PROBLEM DETAILS:
Go through the entries below and copy every line that holds the word "size".

RECORDS TO USE:

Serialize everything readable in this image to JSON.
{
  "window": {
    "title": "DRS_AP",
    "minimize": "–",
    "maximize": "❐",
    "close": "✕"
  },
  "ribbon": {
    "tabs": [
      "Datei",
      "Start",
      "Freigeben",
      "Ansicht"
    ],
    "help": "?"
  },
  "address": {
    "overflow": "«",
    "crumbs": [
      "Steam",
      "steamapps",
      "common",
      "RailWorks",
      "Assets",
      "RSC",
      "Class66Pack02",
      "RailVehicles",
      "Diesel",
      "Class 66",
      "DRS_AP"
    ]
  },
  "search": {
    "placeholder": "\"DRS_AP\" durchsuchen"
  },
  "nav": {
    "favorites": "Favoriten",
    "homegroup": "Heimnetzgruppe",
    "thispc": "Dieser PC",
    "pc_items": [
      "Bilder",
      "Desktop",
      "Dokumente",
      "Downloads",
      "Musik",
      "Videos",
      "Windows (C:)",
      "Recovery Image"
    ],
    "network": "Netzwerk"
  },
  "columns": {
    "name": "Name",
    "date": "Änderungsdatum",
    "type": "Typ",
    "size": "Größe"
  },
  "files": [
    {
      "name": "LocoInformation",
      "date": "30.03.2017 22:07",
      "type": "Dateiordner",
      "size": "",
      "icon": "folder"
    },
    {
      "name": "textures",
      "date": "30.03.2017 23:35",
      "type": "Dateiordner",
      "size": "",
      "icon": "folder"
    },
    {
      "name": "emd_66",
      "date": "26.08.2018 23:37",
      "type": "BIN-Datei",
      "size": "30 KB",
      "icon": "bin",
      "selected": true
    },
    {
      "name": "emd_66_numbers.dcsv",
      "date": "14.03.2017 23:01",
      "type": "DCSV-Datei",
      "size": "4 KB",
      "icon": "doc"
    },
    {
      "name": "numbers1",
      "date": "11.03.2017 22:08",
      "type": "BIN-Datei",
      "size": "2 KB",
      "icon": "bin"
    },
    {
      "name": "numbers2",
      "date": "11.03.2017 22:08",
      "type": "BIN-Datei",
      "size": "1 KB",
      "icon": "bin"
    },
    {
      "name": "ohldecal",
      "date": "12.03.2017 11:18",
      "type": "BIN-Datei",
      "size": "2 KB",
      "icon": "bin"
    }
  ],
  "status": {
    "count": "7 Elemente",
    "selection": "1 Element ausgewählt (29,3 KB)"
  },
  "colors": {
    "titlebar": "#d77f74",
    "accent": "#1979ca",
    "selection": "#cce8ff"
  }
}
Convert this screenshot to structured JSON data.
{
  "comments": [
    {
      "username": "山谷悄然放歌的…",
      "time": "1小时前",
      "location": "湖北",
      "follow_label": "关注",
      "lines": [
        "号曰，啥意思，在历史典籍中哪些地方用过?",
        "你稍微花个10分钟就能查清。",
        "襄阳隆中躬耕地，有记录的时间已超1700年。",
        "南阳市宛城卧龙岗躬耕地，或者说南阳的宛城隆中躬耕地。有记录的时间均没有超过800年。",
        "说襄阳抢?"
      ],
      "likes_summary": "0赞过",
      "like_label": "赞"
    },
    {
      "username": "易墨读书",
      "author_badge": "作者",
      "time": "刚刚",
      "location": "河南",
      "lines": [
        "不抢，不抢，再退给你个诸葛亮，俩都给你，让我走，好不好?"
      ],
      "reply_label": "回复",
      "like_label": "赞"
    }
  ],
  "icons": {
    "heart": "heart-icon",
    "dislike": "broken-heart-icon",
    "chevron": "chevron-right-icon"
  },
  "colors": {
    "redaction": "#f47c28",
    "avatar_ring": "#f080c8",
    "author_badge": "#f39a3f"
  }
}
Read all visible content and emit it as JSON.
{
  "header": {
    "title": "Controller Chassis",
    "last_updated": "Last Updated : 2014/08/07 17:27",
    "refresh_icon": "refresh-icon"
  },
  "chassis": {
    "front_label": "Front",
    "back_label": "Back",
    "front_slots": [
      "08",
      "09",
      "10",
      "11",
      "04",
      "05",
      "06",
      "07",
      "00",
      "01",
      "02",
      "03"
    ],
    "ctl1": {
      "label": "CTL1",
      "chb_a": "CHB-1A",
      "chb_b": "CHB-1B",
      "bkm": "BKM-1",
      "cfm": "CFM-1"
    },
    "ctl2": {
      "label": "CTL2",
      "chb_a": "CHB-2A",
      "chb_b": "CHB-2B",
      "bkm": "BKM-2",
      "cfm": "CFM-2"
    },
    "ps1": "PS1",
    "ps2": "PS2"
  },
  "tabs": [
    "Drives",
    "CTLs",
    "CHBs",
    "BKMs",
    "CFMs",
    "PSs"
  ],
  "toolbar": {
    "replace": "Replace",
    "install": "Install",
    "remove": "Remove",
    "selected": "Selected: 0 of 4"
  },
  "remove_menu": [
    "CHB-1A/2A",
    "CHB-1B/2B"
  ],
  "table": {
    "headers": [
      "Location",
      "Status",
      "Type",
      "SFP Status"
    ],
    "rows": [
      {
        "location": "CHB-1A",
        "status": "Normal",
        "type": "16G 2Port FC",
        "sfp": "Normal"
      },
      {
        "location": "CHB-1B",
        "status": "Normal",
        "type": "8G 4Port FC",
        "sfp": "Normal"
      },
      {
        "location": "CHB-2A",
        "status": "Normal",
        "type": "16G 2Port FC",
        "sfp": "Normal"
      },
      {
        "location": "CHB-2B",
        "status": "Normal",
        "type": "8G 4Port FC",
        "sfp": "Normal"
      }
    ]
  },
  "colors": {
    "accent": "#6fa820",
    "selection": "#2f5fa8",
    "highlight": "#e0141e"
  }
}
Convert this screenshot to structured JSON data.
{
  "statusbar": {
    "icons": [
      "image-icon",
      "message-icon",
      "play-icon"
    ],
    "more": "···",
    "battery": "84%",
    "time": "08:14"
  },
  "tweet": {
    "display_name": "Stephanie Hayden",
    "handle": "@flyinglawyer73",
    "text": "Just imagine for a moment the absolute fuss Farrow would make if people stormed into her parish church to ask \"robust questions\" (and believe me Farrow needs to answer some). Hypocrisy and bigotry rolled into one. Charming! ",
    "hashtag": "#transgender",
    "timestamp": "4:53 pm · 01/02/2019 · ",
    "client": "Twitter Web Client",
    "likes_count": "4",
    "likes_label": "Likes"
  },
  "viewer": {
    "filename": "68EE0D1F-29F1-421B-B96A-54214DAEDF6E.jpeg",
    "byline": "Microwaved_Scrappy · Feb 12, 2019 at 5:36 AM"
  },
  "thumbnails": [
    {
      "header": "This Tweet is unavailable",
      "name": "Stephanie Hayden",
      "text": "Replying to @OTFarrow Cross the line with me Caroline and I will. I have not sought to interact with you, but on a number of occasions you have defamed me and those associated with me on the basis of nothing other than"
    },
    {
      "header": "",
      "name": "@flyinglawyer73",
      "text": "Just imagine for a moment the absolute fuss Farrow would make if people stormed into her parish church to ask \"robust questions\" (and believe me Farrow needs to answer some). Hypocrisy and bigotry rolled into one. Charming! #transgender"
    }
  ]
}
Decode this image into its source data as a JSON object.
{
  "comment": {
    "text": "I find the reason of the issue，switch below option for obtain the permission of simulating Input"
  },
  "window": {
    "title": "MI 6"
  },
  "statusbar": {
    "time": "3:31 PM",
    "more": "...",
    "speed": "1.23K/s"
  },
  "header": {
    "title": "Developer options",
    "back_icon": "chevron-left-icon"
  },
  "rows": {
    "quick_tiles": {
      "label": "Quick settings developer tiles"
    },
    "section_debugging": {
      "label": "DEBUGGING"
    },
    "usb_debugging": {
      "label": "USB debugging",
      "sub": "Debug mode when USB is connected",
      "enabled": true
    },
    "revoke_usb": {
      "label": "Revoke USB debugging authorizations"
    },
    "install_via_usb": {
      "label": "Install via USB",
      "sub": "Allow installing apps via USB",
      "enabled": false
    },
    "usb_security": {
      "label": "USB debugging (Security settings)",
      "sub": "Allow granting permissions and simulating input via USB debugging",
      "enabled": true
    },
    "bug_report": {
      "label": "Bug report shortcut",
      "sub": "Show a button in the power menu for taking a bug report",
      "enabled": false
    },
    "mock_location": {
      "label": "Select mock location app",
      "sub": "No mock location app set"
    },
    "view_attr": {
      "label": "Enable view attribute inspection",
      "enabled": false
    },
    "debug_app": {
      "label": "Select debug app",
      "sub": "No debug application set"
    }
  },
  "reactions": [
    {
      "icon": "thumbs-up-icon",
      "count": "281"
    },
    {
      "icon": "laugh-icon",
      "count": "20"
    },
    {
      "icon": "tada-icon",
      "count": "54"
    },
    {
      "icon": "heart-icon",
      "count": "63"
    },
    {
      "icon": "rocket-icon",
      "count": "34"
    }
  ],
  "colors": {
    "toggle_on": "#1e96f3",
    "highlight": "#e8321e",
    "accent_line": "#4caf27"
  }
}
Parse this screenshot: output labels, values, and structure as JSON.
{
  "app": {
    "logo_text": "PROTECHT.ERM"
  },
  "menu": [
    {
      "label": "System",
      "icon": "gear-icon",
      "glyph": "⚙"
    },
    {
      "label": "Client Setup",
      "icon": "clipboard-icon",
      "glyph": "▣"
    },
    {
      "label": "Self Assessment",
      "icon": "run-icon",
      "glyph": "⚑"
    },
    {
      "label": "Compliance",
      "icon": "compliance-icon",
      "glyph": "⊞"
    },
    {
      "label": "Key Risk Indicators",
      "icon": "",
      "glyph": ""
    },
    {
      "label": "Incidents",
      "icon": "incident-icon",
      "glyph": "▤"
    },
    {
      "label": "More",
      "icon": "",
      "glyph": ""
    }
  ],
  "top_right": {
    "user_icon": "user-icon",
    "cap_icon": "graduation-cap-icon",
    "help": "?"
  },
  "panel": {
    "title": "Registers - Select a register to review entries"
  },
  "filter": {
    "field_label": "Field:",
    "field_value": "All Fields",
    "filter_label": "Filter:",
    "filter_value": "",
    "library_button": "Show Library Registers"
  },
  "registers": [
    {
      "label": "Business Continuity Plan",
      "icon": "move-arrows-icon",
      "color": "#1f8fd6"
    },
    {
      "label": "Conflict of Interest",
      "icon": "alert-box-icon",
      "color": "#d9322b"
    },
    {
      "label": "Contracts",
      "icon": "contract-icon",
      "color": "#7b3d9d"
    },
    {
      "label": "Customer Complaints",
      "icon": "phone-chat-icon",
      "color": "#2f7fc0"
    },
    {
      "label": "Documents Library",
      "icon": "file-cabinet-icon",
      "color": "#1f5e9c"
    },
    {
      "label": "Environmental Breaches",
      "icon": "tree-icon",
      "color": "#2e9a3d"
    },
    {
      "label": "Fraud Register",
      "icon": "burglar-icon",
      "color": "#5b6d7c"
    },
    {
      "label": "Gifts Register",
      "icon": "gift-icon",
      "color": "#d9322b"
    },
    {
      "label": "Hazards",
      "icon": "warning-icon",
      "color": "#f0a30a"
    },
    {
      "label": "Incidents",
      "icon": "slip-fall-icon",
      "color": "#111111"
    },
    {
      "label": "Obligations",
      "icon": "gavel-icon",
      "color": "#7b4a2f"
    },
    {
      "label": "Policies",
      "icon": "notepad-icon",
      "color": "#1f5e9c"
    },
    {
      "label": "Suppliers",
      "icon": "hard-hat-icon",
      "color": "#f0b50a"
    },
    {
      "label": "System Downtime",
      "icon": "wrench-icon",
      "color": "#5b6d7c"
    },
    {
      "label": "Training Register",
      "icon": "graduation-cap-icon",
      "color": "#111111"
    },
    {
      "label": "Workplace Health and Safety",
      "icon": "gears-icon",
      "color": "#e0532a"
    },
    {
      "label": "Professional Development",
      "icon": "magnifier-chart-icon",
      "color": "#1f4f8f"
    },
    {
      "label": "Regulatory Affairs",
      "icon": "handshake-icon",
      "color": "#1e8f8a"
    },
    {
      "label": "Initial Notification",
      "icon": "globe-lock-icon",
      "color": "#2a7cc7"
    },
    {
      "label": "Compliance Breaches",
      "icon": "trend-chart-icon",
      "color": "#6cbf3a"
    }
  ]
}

WRITTEN RESPONSE:
    "size": "Größe"
      "size": "",
      "size": "",
      "size": "30 KB",
      "size": "4 KB",
      "size": "2 KB",
      "size": "1 KB",
      "size": "2 KB",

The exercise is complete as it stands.